What to work on:
An exact copy of all the lines below is required, with every image left out.

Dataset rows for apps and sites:
★ ★ ★ ★ ★
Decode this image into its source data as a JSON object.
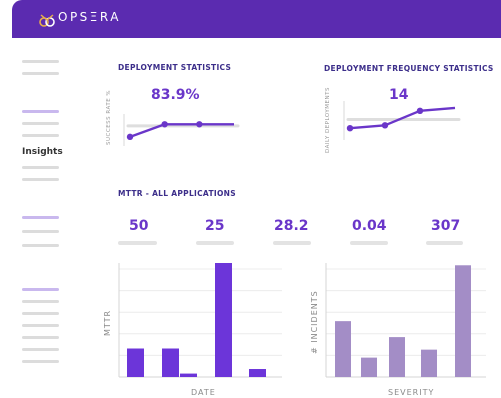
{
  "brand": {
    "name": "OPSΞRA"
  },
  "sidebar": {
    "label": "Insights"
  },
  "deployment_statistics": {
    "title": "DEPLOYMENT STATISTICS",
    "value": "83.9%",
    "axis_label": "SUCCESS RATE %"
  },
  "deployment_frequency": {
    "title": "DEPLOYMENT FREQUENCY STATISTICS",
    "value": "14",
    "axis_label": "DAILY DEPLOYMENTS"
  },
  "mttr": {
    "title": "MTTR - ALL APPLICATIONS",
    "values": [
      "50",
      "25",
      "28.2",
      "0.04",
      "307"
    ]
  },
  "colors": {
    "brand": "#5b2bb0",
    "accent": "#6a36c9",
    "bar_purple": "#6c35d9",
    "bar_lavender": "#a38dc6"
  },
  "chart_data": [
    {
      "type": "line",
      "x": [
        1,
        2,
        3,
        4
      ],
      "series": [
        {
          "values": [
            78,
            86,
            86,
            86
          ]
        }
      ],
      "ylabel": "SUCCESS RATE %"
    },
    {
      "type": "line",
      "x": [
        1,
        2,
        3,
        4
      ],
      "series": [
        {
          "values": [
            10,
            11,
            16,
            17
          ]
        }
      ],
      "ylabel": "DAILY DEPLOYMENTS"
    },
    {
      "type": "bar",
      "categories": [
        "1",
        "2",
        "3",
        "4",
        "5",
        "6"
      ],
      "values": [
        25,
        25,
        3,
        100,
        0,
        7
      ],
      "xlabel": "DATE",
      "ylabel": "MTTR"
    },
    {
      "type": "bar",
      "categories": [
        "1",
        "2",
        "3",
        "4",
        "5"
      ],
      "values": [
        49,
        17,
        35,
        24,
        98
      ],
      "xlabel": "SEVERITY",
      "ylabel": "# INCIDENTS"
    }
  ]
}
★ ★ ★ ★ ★
Response area:
Decode this image into its source data as a JSON object.
{
  "brand": {
    "name": "OPSΞRA"
  },
  "sidebar": {
    "label": "Insights"
  },
  "deployment_statistics": {
    "title": "DEPLOYMENT STATISTICS",
    "value": "83.9%",
    "axis_label": "SUCCESS RATE %"
  },
  "deployment_frequency": {
    "title": "DEPLOYMENT FREQUENCY STATISTICS",
    "value": "14",
    "axis_label": "DAILY DEPLOYMENTS"
  },
  "mttr": {
    "title": "MTTR - ALL APPLICATIONS",
    "values": [
      "50",
      "25",
      "28.2",
      "0.04",
      "307"
    ]
  },
  "colors": {
    "brand": "#5b2bb0",
    "accent": "#6a36c9",
    "bar_purple": "#6c35d9",
    "bar_lavender": "#a38dc6"
  },
  "chart_data": [
    {
      "type": "line",
      "x": [
        1,
        2,
        3,
        4
      ],
      "series": [
        {
          "values": [
            78,
            86,
            86,
            86
          ]
        }
      ],
      "ylabel": "SUCCESS RATE %"
    },
    {
      "type": "line",
      "x": [
        1,
        2,
        3,
        4
      ],
      "series": [
        {
          "values": [
            10,
            11,
            16,
            17
          ]
        }
      ],
      "ylabel": "DAILY DEPLOYMENTS"
    },
    {
      "type": "bar",
      "categories": [
        "1",
        "2",
        "3",
        "4",
        "5",
        "6"
      ],
      "values": [
        25,
        25,
        3,
        100,
        0,
        7
      ],
      "xlabel": "DATE",
      "ylabel": "MTTR"
    },
    {
      "type": "bar",
      "categories": [
        "1",
        "2",
        "3",
        "4",
        "5"
      ],
      "values": [
        49,
        17,
        35,
        24,
        98
      ],
      "xlabel": "SEVERITY",
      "ylabel": "# INCIDENTS"
    }
  ]
}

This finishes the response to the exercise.